Kalamazoo Amp Field Guide:

Converting a Simple Tone Control to a Fender Deluxe Style Tone Control


Tube amplifiers contain potentially lethal, high voltages even after they are unplugged, that may cause personal injury or death. Do not attempt to repair, modify, or work on any amplifier unless you are absolutely certain you know what you are doing.


These mods are all things I have tried, someone I know has tried, or are recommended by people who work on amplifiers for a living. Nevertheless, if you try any of these, you assume all responsibility for anything that happens, whether the amp explodes, you get zapped, or the amp suddenly increases in value because everyone falls in love with it. The glory, the pain, whatever, they're all yours. If you can't live with that, don't mess with the amp!

The Kalamazoo Model One and Model Two are typical of amps with the simplest possible tone circuit. This utilizes one capacitor and one pot, and simply shunts high frequencies to ground, rolling off the treble response. While effective, it's also simplistic, doesn't offer a lot of choices, and doesn't compensate for the highs lost when the amp's volume control is turned down low. You can get a lot of mileage out of a simple tone control, but more control is always better, right?

Maybe. 8^)

You can't get too fancy with tone controls on an amp like this without drilling a hole for another pot, giving up some other function's pot (on the Model Two, you could sacrifice the tremolo control to get another pot, and convert to bass and treble controls), or going to concentric pots (two knobs on one shaft, like some stereos use).

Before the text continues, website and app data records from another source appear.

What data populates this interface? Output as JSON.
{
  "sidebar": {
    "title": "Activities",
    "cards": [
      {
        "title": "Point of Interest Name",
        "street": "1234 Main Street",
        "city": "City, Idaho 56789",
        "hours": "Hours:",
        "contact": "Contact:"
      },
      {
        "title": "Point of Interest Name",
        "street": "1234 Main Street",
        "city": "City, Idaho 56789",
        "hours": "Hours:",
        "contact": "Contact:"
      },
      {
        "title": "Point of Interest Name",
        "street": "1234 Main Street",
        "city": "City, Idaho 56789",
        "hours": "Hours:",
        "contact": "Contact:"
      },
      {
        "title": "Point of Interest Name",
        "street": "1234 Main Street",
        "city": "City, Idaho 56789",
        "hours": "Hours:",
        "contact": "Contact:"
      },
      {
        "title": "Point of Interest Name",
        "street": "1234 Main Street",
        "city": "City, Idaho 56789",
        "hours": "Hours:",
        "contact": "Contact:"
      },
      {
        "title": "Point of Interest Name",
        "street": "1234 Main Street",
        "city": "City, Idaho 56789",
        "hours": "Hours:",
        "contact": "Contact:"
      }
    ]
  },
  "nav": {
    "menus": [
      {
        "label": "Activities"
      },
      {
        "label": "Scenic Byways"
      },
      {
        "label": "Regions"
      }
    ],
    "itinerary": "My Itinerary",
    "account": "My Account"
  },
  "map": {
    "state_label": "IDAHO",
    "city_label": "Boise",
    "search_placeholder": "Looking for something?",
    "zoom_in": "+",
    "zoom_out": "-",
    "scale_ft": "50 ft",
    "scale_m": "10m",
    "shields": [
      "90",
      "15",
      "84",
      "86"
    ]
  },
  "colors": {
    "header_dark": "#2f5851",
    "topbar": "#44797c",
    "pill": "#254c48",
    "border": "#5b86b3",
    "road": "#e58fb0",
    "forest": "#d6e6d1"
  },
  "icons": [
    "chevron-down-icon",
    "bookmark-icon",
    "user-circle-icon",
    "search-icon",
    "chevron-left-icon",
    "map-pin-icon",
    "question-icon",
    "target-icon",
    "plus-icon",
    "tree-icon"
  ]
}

The Essentials

[click for schematic] A simpler solution, which some people will like, is to switch to the style of tone control used on a Tweed Deluxe and some other, older Fender amps. This still uses just one pot, but uses two caps. The second cap allows some highs to bypass the volume control. This results in a tone control whose use is less straight-forward, but which provides more overall tone control.

In the modified schematic, C2-1 is capacitor C2 of the original circuit, and C2-2 is the additional capacitor.

With the modified tone control, you should hear more high end at lower volumes. The following problems will indicate that you need a smaller bypass cap (C2-2):

This is not a replacement for a bass/treble pair (James, Baxandall or Deluxe reverb circuits), or for a full Fender/Marshall/VOX bass, mid and treble setup. It simply provides more flexibility at the cost of a couple of wiring changes and one extra capacitor, with no hole-drilling or other major modifications.

If you are thinking of adding a basic tone control to an amp with no tone controls, you should probably try that circuit and the modified circuit here, and see which one you like best.

Wiring Details

[original wiring diagram] The original Kalamazoo wiring is shown first. Kalamazoos used brown wire for grounds when filaments were grounded, and brown wire is used here. The brown wire on the right goes to the input jacks (grounded). The brown wire on the left goes to a pin on the 6X4 socket (Model One) or to the tremolo switch (Model Two).

The Kalamazoos use green and blue wires as shown for these particular circuits. This follows the standard wiring color code, where blue is used for plates and green is used for control grids.

[original wiring diagram] The modified circuit leaves things where they are as much as possible. The brown wire between the pots now goes to a grounded lug where it connects to the new capacitor. The blue lead was moved to the other side of the tone pot. Without this change, the pot would work backwards to the normal scheme; full treble would be counter-clockwise. The new wire is purple in the diagram; proper color coding would suggest blue wire for this, since it's closer to the plate than to the next stage's grid.

On the Model One, the grounded lug used for the new capacitor tie point is right next to the ungrounded lug the other cap uses. On the Model Two, you can use the grounded lug with two resistors in the tremolo oscillator circuit. Just make sure with the Model Two that you also ground the now free brown wire from the tremolo switch, or you will get some nasty noises in your amp, even with the volume all the way down.

On other amps, use any convenient, grounded tie point, and make sure you don't break any ground chains or cause any ground loops. I was tempted to convert the Kalamazoo to a star ground scheme, but it's already so quiet, it's just not worth the effort.

NOTE! On the Model One, if you disconnect the brown wire from the common ground pin on the rectifier socket to the tone control, that pin on the rectifier socket will no longer be grounded, and the amp will just hum horribly rather than do anything guitarish. Make sure you run a wire from this pin to some other ground point! (Thanks very much to Tony McMahon for bringing to my attention that I'd left this off the site!)

Last updated: 23 March 2006

Copyright Y2K Miles O'Neal, Austin, TX. All rights reserved.

Miles O'Neal <roadkills.r.us@XYZZY.gmail.com> [remove the "XYZZY." to make things work!] c/o RNN / 1705 Oak Forest Dr / Round Rock, TX / 78681-1514